**EXERCISE OBJECTIVE:**
Retype the data below exactly, skipping pictures.
---------------
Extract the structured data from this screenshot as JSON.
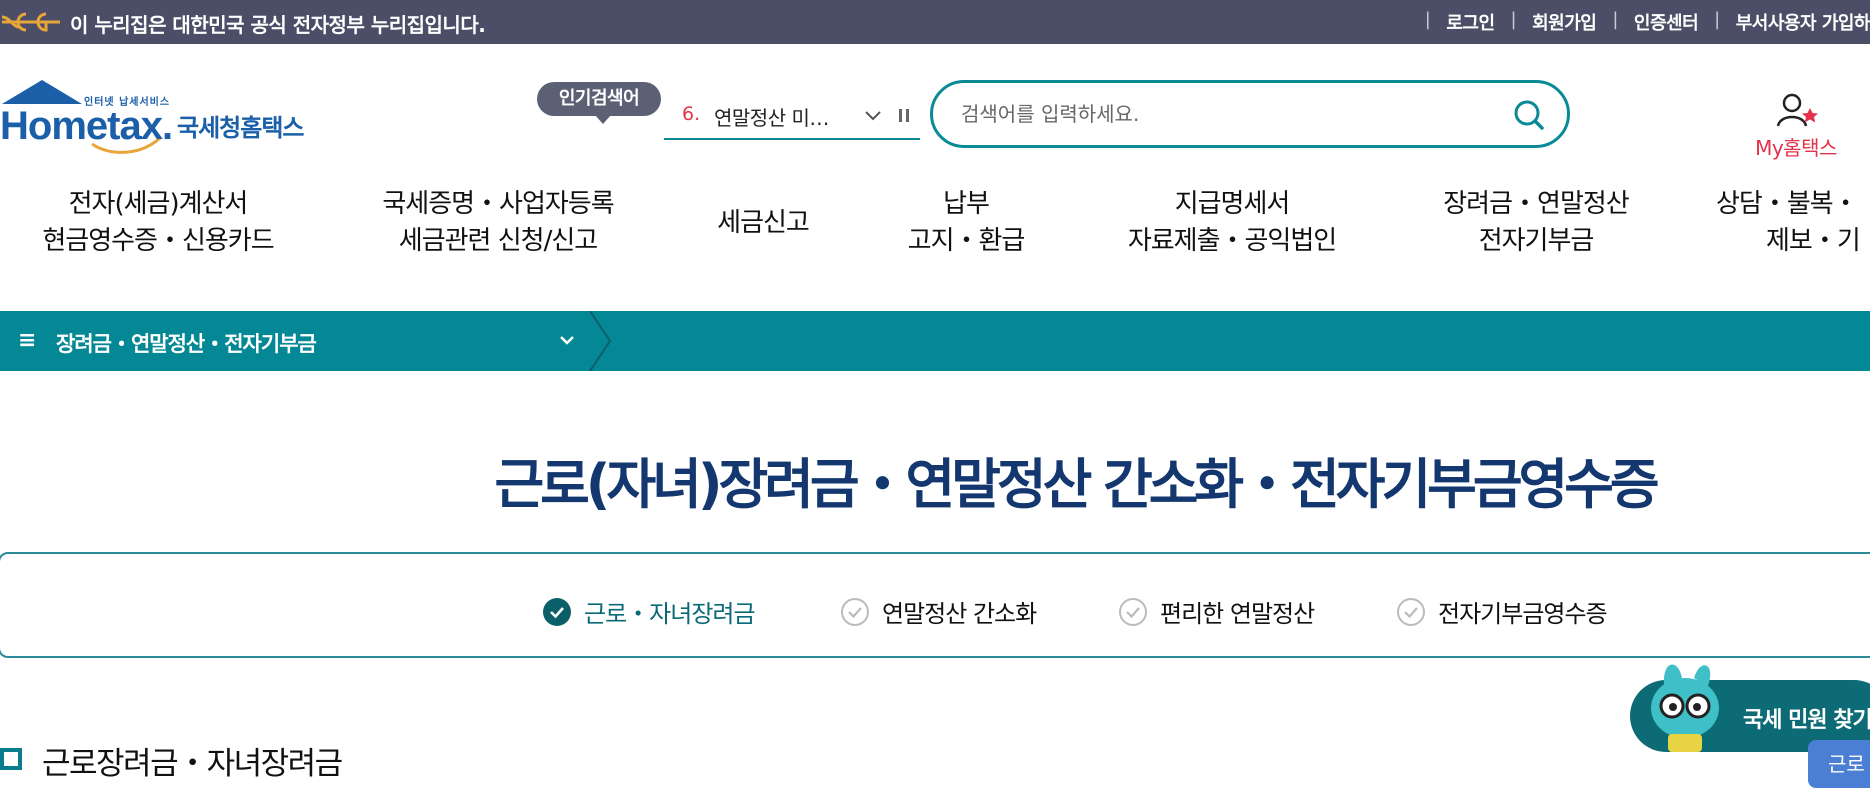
{
  "gov_bar": {
    "notice": "이 누리집은 대한민국 공식 전자정부 누리집입니다.",
    "links": [
      "로그인",
      "회원가입",
      "인증센터",
      "부서사용자 가입하"
    ]
  },
  "logo": {
    "sub": "인터넷 납세서비스",
    "main": "Hometax.",
    "kr": "국세청홈택스"
  },
  "popular": {
    "badge": "인기검색어",
    "rank": "6.",
    "text": "연말정산 미…"
  },
  "search": {
    "placeholder": "검색어를 입력하세요."
  },
  "myhome": {
    "label": "My홈택스"
  },
  "gnb": [
    {
      "line1": "전자(세금)계산서",
      "line2": "현금영수증・신용카드"
    },
    {
      "line1": "국세증명・사업자등록",
      "line2": "세금관련 신청/신고"
    },
    {
      "line1": "세금신고",
      "line2": ""
    },
    {
      "line1": "납부",
      "line2": "고지・환급"
    },
    {
      "line1": "지급명세서",
      "line2": "자료제출・공익법인"
    },
    {
      "line1": "장려금・연말정산",
      "line2": "전자기부금"
    },
    {
      "line1": "상담・불복・",
      "line2": "제보・기"
    }
  ],
  "path_bar": {
    "menu_icon": "≡",
    "label": "장려금・연말정산・전자기부금"
  },
  "page_title": "근로(자녀)장려금・연말정산 간소화・전자기부금영수증",
  "tabs": [
    {
      "label": "근로・자녀장려금",
      "active": true
    },
    {
      "label": "연말정산 간소화",
      "active": false
    },
    {
      "label": "편리한 연말정산",
      "active": false
    },
    {
      "label": "전자기부금영수증",
      "active": false
    }
  ],
  "section_title": "근로장려금・자녀장려금",
  "minwon": {
    "label": "국세 민원 찾기"
  },
  "blue_button": {
    "label": "근로"
  },
  "colors": {
    "teal": "#058896",
    "navy": "#13376e",
    "red": "#e3324a",
    "gov_bar": "#4b4e66"
  }
}
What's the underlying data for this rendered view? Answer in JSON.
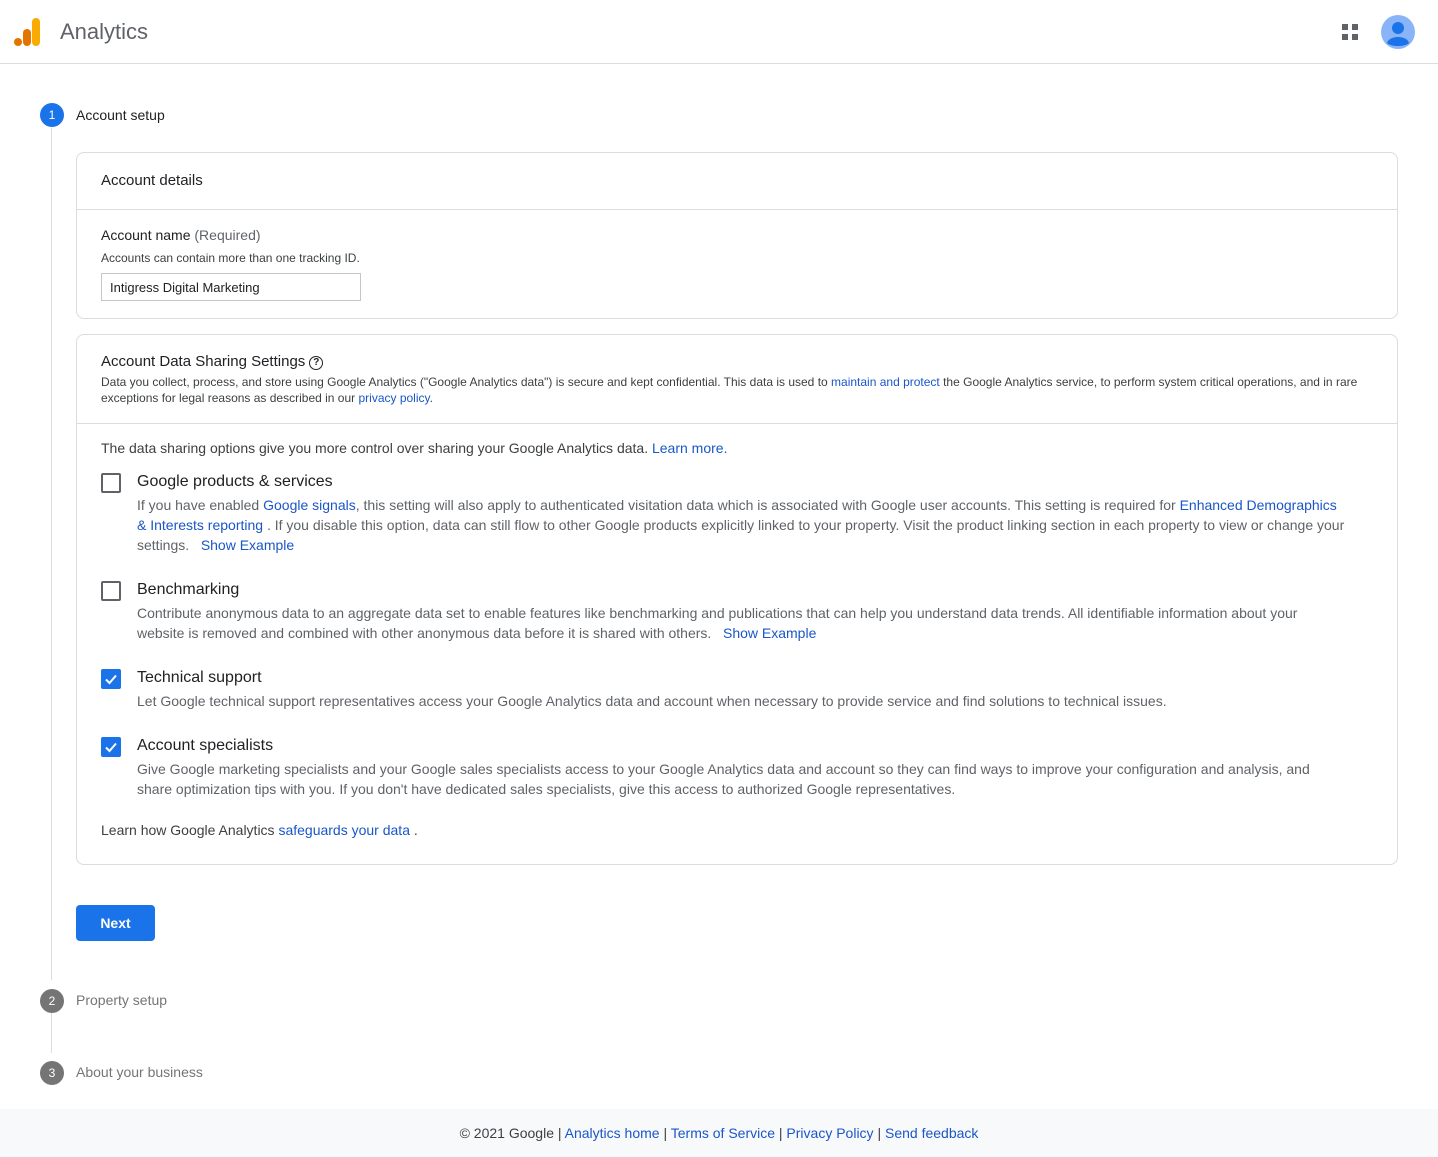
{
  "header": {
    "title": "Analytics",
    "apps_icon": "apps-grid-icon",
    "avatar_icon": "account-avatar-icon",
    "brand_colors": {
      "orange_light": "#F9AB00",
      "orange_dark": "#E37400"
    }
  },
  "stepper": {
    "steps": [
      {
        "number": "1",
        "label": "Account setup",
        "state": "active"
      },
      {
        "number": "2",
        "label": "Property setup",
        "state": "inactive"
      },
      {
        "number": "3",
        "label": "About your business",
        "state": "inactive"
      }
    ]
  },
  "account_details": {
    "title": "Account details",
    "name_label": "Account name",
    "name_required": "(Required)",
    "name_hint": "Accounts can contain more than one tracking ID.",
    "name_value": "Intigress Digital Marketing"
  },
  "sharing": {
    "title": "Account Data Sharing Settings",
    "help_icon": "help-circle-icon",
    "desc_1": "Data you collect, process, and store using Google Analytics (\"Google Analytics data\") is secure and kept confidential. This data is used to ",
    "desc_link_1": "maintain and protect",
    "desc_2": " the Google Analytics service, to perform system critical operations, and in rare exceptions for legal reasons as described in our ",
    "desc_link_2": "privacy policy",
    "desc_3": ".",
    "intro": "The data sharing options give you more control over sharing your Google Analytics data. ",
    "intro_link": "Learn more.",
    "options": [
      {
        "title": "Google products & services",
        "checked": false,
        "d1": "If you have enabled ",
        "l1": "Google signals",
        "d2": ", this setting will also apply to authenticated visitation data which is associated with Google user accounts. This setting is required for ",
        "l2": "Enhanced Demographics & Interests reporting",
        "d3": " . If you disable this option, data can still flow to other Google products explicitly linked to your property. Visit the product linking section in each property to view or change your settings.",
        "example": "Show Example"
      },
      {
        "title": "Benchmarking",
        "checked": false,
        "d1": "Contribute anonymous data to an aggregate data set to enable features like benchmarking and publications that can help you understand data trends. All identifiable information about your website is removed and combined with other anonymous data before it is shared with others.",
        "example": "Show Example"
      },
      {
        "title": "Technical support",
        "checked": true,
        "d1": "Let Google technical support representatives access your Google Analytics data and account when necessary to provide service and find solutions to technical issues."
      },
      {
        "title": "Account specialists",
        "checked": true,
        "d1": "Give Google marketing specialists and your Google sales specialists access to your Google Analytics data and account so they can find ways to improve your configuration and analysis, and share optimization tips with you. If you don't have dedicated sales specialists, give this access to authorized Google representatives."
      }
    ],
    "safeguards_1": "Learn how Google Analytics ",
    "safeguards_link": "safeguards your data",
    "safeguards_2": " ."
  },
  "next_button": "Next",
  "footer": {
    "copyright": "© 2021 Google",
    "sep": " | ",
    "links": [
      "Analytics home",
      "Terms of Service",
      "Privacy Policy",
      "Send feedback"
    ]
  }
}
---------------
**ANSWER:**
Extract the structured data from this screenshot as JSON.
{
  "gov_bar": {
    "notice": "이 누리집은 대한민국 공식 전자정부 누리집입니다.",
    "links": [
      "로그인",
      "회원가입",
      "인증센터",
      "부서사용자 가입하"
    ]
  },
  "logo": {
    "sub": "인터넷 납세서비스",
    "main": "Hometax.",
    "kr": "국세청홈택스"
  },
  "popular": {
    "badge": "인기검색어",
    "rank": "6.",
    "text": "연말정산 미…"
  },
  "search": {
    "placeholder": "검색어를 입력하세요."
  },
  "myhome": {
    "label": "My홈택스"
  },
  "gnb": [
    {
      "line1": "전자(세금)계산서",
      "line2": "현금영수증・신용카드"
    },
    {
      "line1": "국세증명・사업자등록",
      "line2": "세금관련 신청/신고"
    },
    {
      "line1": "세금신고",
      "line2": ""
    },
    {
      "line1": "납부",
      "line2": "고지・환급"
    },
    {
      "line1": "지급명세서",
      "line2": "자료제출・공익법인"
    },
    {
      "line1": "장려금・연말정산",
      "line2": "전자기부금"
    },
    {
      "line1": "상담・불복・",
      "line2": "제보・기"
    }
  ],
  "path_bar": {
    "menu_icon": "≡",
    "label": "장려금・연말정산・전자기부금"
  },
  "page_title": "근로(자녀)장려금・연말정산 간소화・전자기부금영수증",
  "tabs": [
    {
      "label": "근로・자녀장려금",
      "active": true
    },
    {
      "label": "연말정산 간소화",
      "active": false
    },
    {
      "label": "편리한 연말정산",
      "active": false
    },
    {
      "label": "전자기부금영수증",
      "active": false
    }
  ],
  "section_title": "근로장려금・자녀장려금",
  "minwon": {
    "label": "국세 민원 찾기"
  },
  "blue_button": {
    "label": "근로"
  },
  "colors": {
    "teal": "#058896",
    "navy": "#13376e",
    "red": "#e3324a",
    "gov_bar": "#4b4e66"
  }
}
What's the underlying data for this rendered view? Answer in JSON.
{
  "header": {
    "title": "Analytics",
    "apps_icon": "apps-grid-icon",
    "avatar_icon": "account-avatar-icon",
    "brand_colors": {
      "orange_light": "#F9AB00",
      "orange_dark": "#E37400"
    }
  },
  "stepper": {
    "steps": [
      {
        "number": "1",
        "label": "Account setup",
        "state": "active"
      },
      {
        "number": "2",
        "label": "Property setup",
        "state": "inactive"
      },
      {
        "number": "3",
        "label": "About your business",
        "state": "inactive"
      }
    ]
  },
  "account_details": {
    "title": "Account details",
    "name_label": "Account name",
    "name_required": "(Required)",
    "name_hint": "Accounts can contain more than one tracking ID.",
    "name_value": "Intigress Digital Marketing"
  },
  "sharing": {
    "title": "Account Data Sharing Settings",
    "help_icon": "help-circle-icon",
    "desc_1": "Data you collect, process, and store using Google Analytics (\"Google Analytics data\") is secure and kept confidential. This data is used to ",
    "desc_link_1": "maintain and protect",
    "desc_2": " the Google Analytics service, to perform system critical operations, and in rare exceptions for legal reasons as described in our ",
    "desc_link_2": "privacy policy",
    "desc_3": ".",
    "intro": "The data sharing options give you more control over sharing your Google Analytics data. ",
    "intro_link": "Learn more.",
    "options": [
      {
        "title": "Google products & services",
        "checked": false,
        "d1": "If you have enabled ",
        "l1": "Google signals",
        "d2": ", this setting will also apply to authenticated visitation data which is associated with Google user accounts. This setting is required for ",
        "l2": "Enhanced Demographics & Interests reporting",
        "d3": " . If you disable this option, data can still flow to other Google products explicitly linked to your property. Visit the product linking section in each property to view or change your settings.",
        "example": "Show Example"
      },
      {
        "title": "Benchmarking",
        "checked": false,
        "d1": "Contribute anonymous data to an aggregate data set to enable features like benchmarking and publications that can help you understand data trends. All identifiable information about your website is removed and combined with other anonymous data before it is shared with others.",
        "example": "Show Example"
      },
      {
        "title": "Technical support",
        "checked": true,
        "d1": "Let Google technical support representatives access your Google Analytics data and account when necessary to provide service and find solutions to technical issues."
      },
      {
        "title": "Account specialists",
        "checked": true,
        "d1": "Give Google marketing specialists and your Google sales specialists access to your Google Analytics data and account so they can find ways to improve your configuration and analysis, and share optimization tips with you. If you don't have dedicated sales specialists, give this access to authorized Google representatives."
      }
    ],
    "safeguards_1": "Learn how Google Analytics ",
    "safeguards_link": "safeguards your data",
    "safeguards_2": " ."
  },
  "next_button": "Next",
  "footer": {
    "copyright": "© 2021 Google",
    "sep": " | ",
    "links": [
      "Analytics home",
      "Terms of Service",
      "Privacy Policy",
      "Send feedback"
    ]
  }
}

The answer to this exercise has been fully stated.